So let's get started right away. I want to start with how imposter syndrome was even discovered and found out about. It was interesting to learn that the term imposter syndrome was only coined back in 1978,  If you can believe that. It was coined by Dr. Pauline Rose Clance and Dr. Suzanne Imes, when they wrote an article titled the ‘Imposter Phenomenon in High-Achieving Women. The idea was that only high-achieving women dealt with imposter syndrome. That's how it began. So these two doctors interviewed 150 high-achieving women, and each of them were formally recognized by their colleagues for their professional excellence and their tremendous academic accomplishments. But what they figured out, and you might relate to this, was that no matter how many external achievements and acknowledgements they got, they collectively did not get the internal acknowledgement of these achievements. 

These women said that other people overvalued their expertise and their knowledge, that's at least how they felt, or on the other side, people attributed their success to luck. How fun is that to work like crazy on something,  become the top in your field, and people dismiss it saying that you're lucky. So there's a lot in common to these women that struggle with this. A lot of it had to do with a heavy focus on accomplishments while they were in school. It also happened a lot with families that highly emphasized grades and achievements, as well as the culture that they came from. And because there was such a focus on external acknowledgements and achievements, they developed low self-esteem.

It often led to depression and it led to anxiety in many different ways.  So over the next week, we're going to dive into so much of this. It's so hard to reach our potential and not just that, but to enjoy the work that we do. And we're constantly dealing with these mental pressures of feeling like an imposter. And what we see often is because we have this imposter syndrome, we don't really feel like we belong. So we find a way to sabotage it. Often when you deal with imposter syndrome, you have a hard time accepting compliments. Something else they deal with is this need to have to be ‘the best’. There is  also that fear of failure and how that fear of failure holds us back. And so much of it ties into the lessons that we're going to talk about this week. I'm also going to bring to you some facts that are pretty remarkable about people that deal with this.

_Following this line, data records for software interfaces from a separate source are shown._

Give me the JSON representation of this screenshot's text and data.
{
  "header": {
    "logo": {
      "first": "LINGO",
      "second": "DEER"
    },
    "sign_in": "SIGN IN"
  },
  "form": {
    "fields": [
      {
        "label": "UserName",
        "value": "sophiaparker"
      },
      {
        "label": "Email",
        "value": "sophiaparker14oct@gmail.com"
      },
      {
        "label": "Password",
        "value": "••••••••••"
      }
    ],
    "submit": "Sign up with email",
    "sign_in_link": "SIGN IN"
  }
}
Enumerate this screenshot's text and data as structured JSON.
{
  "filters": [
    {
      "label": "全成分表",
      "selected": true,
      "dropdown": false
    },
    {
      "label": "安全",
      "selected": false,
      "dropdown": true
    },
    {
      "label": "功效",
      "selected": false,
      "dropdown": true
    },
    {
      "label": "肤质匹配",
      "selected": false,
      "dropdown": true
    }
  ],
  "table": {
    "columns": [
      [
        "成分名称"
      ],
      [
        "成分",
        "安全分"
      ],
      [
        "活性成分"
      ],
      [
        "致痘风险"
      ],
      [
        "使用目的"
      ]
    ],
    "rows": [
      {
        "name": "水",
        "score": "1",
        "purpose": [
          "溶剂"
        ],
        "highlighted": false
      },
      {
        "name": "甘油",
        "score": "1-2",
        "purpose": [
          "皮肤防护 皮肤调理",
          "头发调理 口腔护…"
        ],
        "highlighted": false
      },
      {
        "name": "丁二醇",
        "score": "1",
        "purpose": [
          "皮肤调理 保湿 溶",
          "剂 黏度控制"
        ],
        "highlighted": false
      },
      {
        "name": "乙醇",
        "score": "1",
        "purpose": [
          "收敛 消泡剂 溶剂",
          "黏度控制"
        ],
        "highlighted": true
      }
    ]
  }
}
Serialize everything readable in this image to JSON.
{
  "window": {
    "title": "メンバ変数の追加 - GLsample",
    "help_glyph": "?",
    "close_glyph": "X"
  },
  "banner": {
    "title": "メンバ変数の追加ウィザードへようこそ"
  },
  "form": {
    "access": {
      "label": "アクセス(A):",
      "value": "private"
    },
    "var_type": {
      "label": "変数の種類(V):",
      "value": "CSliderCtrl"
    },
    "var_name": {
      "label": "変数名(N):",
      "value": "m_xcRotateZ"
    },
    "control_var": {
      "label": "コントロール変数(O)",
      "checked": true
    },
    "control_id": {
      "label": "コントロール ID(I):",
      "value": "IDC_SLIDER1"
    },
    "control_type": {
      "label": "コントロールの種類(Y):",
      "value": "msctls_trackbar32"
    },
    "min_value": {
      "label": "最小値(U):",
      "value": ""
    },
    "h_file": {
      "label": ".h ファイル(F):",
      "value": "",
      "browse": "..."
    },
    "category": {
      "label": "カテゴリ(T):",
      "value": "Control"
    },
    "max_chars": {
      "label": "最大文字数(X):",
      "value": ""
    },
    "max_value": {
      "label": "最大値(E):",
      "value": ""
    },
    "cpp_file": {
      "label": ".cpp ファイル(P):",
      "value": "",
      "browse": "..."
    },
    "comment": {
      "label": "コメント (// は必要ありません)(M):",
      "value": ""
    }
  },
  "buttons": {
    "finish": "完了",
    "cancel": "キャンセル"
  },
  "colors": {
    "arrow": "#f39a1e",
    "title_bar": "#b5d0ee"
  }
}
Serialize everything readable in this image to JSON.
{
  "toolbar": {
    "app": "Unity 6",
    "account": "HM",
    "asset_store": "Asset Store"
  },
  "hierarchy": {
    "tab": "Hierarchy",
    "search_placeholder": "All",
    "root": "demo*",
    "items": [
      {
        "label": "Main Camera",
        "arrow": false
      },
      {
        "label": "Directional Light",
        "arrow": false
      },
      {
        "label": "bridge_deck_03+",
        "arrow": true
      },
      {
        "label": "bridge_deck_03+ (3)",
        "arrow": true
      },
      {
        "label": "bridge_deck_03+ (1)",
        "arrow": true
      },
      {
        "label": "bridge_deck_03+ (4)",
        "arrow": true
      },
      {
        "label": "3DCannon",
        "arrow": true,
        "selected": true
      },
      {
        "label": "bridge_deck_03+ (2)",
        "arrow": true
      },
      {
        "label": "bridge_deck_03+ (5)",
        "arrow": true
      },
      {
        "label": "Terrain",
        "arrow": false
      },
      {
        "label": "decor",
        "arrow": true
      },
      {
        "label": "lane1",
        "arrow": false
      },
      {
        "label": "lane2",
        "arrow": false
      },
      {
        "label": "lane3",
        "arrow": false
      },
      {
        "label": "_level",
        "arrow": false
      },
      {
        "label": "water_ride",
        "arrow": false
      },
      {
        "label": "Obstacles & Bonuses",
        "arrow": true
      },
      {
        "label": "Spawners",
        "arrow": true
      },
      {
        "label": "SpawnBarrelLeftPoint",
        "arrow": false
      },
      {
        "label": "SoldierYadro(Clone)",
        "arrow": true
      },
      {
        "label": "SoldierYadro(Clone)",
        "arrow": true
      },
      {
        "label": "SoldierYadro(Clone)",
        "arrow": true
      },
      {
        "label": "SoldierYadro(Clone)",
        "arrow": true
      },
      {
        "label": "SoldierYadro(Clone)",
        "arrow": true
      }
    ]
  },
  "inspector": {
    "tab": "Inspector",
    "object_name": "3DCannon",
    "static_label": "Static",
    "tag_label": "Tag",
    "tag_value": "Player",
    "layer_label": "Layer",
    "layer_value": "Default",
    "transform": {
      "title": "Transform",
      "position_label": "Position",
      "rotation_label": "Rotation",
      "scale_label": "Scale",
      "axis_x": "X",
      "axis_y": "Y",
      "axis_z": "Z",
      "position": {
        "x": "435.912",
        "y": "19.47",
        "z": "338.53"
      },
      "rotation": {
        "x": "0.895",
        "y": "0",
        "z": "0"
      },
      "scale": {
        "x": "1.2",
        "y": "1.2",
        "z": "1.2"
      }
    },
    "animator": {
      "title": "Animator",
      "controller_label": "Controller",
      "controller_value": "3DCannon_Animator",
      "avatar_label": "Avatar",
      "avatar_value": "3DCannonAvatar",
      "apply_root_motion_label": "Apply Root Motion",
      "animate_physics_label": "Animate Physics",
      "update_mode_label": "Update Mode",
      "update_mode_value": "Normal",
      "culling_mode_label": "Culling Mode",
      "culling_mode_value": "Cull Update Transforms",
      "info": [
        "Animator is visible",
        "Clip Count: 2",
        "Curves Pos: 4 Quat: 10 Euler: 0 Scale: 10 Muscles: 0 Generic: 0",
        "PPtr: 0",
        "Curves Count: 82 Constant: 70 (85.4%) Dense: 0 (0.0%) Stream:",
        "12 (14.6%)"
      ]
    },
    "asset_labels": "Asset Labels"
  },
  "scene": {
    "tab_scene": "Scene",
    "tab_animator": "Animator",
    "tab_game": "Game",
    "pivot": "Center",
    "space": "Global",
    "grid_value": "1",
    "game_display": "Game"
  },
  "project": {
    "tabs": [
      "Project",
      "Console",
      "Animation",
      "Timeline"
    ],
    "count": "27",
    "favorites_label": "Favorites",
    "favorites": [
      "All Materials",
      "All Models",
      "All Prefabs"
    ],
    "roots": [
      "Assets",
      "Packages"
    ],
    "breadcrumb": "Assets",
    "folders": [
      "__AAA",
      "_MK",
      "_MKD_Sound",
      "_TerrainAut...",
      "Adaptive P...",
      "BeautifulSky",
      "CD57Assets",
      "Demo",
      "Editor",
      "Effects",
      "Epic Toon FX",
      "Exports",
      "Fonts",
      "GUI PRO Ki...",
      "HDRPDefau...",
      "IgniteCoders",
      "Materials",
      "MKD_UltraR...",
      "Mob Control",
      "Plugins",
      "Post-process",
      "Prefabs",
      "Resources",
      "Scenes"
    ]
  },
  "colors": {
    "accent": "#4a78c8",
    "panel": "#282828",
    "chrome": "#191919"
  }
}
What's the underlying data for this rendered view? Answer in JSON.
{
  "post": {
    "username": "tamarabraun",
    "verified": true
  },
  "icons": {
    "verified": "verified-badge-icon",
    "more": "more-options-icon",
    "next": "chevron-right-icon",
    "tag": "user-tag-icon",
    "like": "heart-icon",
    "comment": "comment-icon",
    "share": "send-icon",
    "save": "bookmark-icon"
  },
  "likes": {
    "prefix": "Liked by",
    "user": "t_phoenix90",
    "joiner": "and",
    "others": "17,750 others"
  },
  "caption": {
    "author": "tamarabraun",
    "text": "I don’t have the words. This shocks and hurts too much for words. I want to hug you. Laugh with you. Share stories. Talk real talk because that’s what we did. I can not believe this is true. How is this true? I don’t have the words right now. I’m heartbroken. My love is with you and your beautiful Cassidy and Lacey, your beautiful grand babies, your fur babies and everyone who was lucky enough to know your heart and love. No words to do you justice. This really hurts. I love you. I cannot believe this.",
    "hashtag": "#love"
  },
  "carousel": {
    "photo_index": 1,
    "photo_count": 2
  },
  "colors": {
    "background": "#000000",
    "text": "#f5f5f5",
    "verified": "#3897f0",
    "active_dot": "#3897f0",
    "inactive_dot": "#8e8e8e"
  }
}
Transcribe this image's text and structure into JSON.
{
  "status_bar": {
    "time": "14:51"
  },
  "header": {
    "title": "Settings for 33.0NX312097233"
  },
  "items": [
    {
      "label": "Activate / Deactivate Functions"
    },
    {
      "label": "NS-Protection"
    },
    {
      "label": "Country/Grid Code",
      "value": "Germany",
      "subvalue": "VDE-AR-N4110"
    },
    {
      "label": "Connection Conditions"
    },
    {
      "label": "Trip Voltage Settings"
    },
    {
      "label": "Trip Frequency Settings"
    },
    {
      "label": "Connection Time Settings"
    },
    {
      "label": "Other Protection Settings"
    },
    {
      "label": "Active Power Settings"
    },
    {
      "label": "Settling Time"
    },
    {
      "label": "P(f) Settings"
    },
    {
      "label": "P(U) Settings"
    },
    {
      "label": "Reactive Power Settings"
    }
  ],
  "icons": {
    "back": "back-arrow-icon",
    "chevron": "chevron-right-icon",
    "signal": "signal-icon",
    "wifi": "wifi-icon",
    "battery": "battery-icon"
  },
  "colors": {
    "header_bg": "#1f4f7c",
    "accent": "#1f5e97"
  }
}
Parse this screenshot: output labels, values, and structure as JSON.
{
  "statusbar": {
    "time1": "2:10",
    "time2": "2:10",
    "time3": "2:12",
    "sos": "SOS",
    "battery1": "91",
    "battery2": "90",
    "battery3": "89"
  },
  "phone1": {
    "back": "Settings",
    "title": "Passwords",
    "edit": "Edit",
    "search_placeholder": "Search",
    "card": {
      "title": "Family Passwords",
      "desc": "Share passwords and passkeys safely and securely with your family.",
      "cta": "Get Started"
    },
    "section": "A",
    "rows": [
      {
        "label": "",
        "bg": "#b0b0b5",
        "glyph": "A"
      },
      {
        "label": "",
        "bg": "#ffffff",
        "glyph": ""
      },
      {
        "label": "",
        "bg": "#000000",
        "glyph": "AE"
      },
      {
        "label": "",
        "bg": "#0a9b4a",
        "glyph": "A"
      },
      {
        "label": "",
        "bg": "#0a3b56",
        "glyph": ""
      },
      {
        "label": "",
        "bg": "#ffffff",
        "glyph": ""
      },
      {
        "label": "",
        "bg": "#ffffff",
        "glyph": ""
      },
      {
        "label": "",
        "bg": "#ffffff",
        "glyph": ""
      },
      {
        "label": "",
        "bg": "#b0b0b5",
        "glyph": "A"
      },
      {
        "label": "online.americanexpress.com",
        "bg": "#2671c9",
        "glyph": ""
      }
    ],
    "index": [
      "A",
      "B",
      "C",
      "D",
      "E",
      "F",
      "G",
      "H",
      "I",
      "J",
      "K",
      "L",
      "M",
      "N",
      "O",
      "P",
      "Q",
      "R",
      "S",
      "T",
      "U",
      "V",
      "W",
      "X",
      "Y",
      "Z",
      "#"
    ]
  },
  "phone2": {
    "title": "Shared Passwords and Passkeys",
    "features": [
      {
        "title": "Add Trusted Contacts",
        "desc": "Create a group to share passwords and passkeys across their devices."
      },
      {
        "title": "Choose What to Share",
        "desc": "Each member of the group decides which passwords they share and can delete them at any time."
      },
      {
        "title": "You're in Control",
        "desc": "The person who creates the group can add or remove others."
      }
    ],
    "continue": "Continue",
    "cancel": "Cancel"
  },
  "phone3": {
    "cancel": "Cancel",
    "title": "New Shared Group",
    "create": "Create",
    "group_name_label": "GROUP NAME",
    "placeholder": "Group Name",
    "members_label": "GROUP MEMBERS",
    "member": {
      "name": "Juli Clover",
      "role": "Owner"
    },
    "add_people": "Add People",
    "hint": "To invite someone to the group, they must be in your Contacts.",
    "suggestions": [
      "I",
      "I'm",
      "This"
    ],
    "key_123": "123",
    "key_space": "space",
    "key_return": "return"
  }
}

Something else we'll dive into is this idea that people that deal with imposter syndrome feel that ‘why do I deserve to get this’? When so many people who've worked hard for it don't get it. And the struggle that comes with that, then often in that situation, when we do get it, that's where the self-sabotage comes in because deep down there is  a feeling of unworthiness, because we think that we don't deserve it. And then we'll talk about perfectionism, which is a major hurdle in this area. We’ll also discuss the idea of accepting compliments. People who deal with imposter syndrome often have a difficult time accepting compliments. It’s not only what it does to us that is the problem. It’s also what it does to the people that give it to us and how it affects them negatively as well. Another area we will discuss is the dreaded comparison trap. We all deal with it and we need to learn how to deal with that. 

And there is one final aspect that we will talk about. This one is a positive. We’re going to discuss how you can use this to your advantage. So buckle up this week, as all the weeks are going to be,  this is going to be a fun one. As we dive into how to overcome imposter syndrome to join us tomorrow as we talk about a remarkable fact about these ‘imposters’!

See you tomorrow!